That’s something weird that I’ve learned about college: Unlike high school, where the ending seems to drag on as you often continue to go to class even after final exams, college ends just as fast as it starts. In the blink of an eye you’re done with everything—literally everything.

You sit in your dorm and don’t know what to do with yourself anymore. In the span of a few days you turn in all your papers, take all your finals and pack up all your belongings, and soon you’re ready to leave campus for the summer. This sudden ending catches all freshman by surprise because it’s quite different from being a high school student. Even seniors who graduated last year said that this feeling doesn’t change. One day you’re at your desk freaking out about how many tests, papers and other tasks you have to complete; then, one or two days later, you’re sitting in the same spot bored out of your mind. The change is rather crude and sudden.

Summer Plans

Until a few weeks before the summer began, I didn’t really have summer plans. I knew I was going to South Korea and Taiwan to help run two of our Yale Model United Nations Conferences (YMUN), but what I’d be doing after that was still in the air. I’d intended to study abroad in France for seven weeks, but then I was rejected from a scholarship and that threw everything off course.

Still, I worked my connections and managed to secure enough funding to take part in the experience. Today I find myself in Paris, where I’ll be for a total of seven weeks, staying with a host family and studying intensive intermediate French.

Afterward, thanks to some extreme budgeting on my behalf, I’ll be backpacking through five European cities, eventually ending up in Stockholm; from there, I’ll fly to Russia, where I’ll stay for one more week. I will be taking part in a leadership conference at the Preparing Global Leaders Summit in Moscow.

After that, I’ll come home for a grand three days. In August, two weeks before classes start, a scholarship program of which I am a recipient will fly me and my cohort to Guatemala for a service project. Never in a million years would I have imagined going to so many places in one summer, but it’s important to remember that the opportunities are there. As my study abroad fiasco proved, if there’s a will, there’s definitely a way.


I’m very excited to go back to campus. I miss my friends dearly. I didn’t think I’d say that so soon, especially not after my first semester. I didn’t find my “people” until my second semester, but I’ve learned that college is about the people who make it worth it. There will always be people who you do not get along with and people whose values do not align with your own. However, as someone told me, “It’s the people who make a place.” If you find the right people, you’ll make any place great.

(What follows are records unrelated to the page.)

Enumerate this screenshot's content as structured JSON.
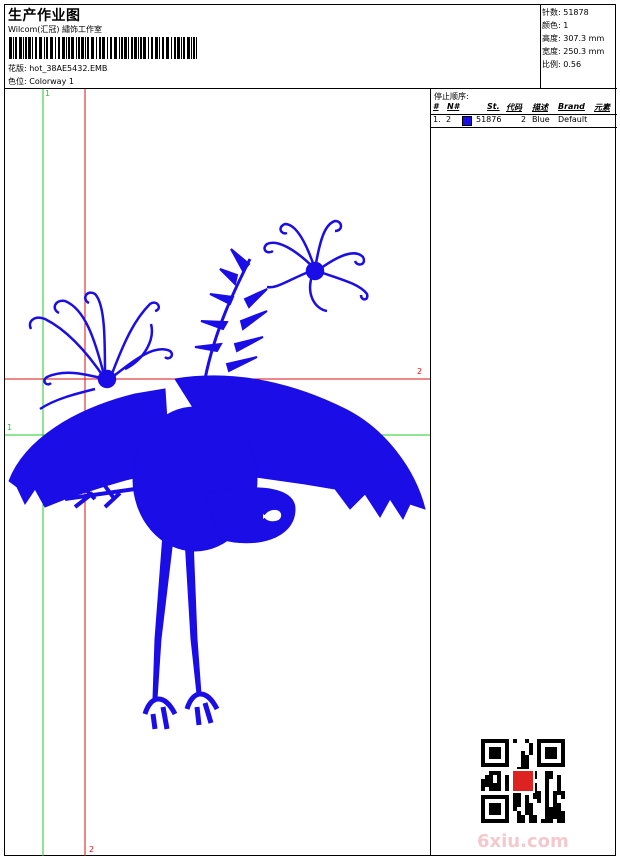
{
  "header": {
    "title": "生产作业图",
    "subtitle": "Wilcom(汇冠) 繡饰工作室",
    "design_label": "花版: hot_38AE5432.EMB",
    "colorway_label": "色位: Colorway 1"
  },
  "stats": {
    "stitches": "针数: 51878",
    "colors": "颜色: 1",
    "height": "高度: 307.3 mm",
    "width": "宽度: 250.3 mm",
    "scale": "比例: 0.56"
  },
  "stop_sequence": {
    "title": "停止顺序:",
    "columns": [
      "#",
      "N#",
      "St.",
      "代码",
      "描述",
      "Brand",
      "元素"
    ],
    "rows": [
      {
        "index": "1.",
        "needle": "2",
        "stitches": "51876",
        "code": "2",
        "description": "Blue",
        "brand": "Default",
        "swatch_color": "#1a0de6"
      }
    ]
  },
  "guides": {
    "vertical_green_label": "1",
    "vertical_red_label": "2",
    "horizontal_green_label": "1",
    "horizontal_red_label": "2"
  },
  "colors": {
    "embroidery_blue": "#1a0de6",
    "guide_green": "#22cc22",
    "guide_red": "#dd1111"
  },
  "watermark": "6xiu.com"
}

Yale is a web of so many social groups. I’m very grateful that no one dominates the social scene, but I’m even more grateful that I was finally able to find my own niche and group of people on campus.

With all of this traveling, I do have to recognize that I wish I could spend more time at home. When my parents found out that I’d be home a grand total of seven days over the course of summer, they weren’t happy to say the least. Neither were my friends whom I hadn’t seen in more than six months.

This is the price we pay to take advantage of opportunities like these. My parents recognize that these opportunities are amazing, but they also want to spend time with me. I’ve come to learn that with each deposit into our lives, something will inevitably be moved or be pushed aside. I didn’t ever intend for it to be, but this summer, it’s my family that’s being pushed aside.

I’m trying my best to stay in communication with them, but between classes and the difference in time zones, it is very hard. I don’t know how likely I am to pack next summer as tightly as this one: my parents, friends and I all value spending time together. I’m glad I have the opportunity to get a feel for what it’s like to have something to do all summer, but if don’t know how I’d respond if you asked me if I’d do this again next summer. Half of me says yes, but the other half says no.

Seeing the world is important for a lot of reasons; but, Kansas is important too because its home.

I guess we’ll just have to wait and see what happens between now and then.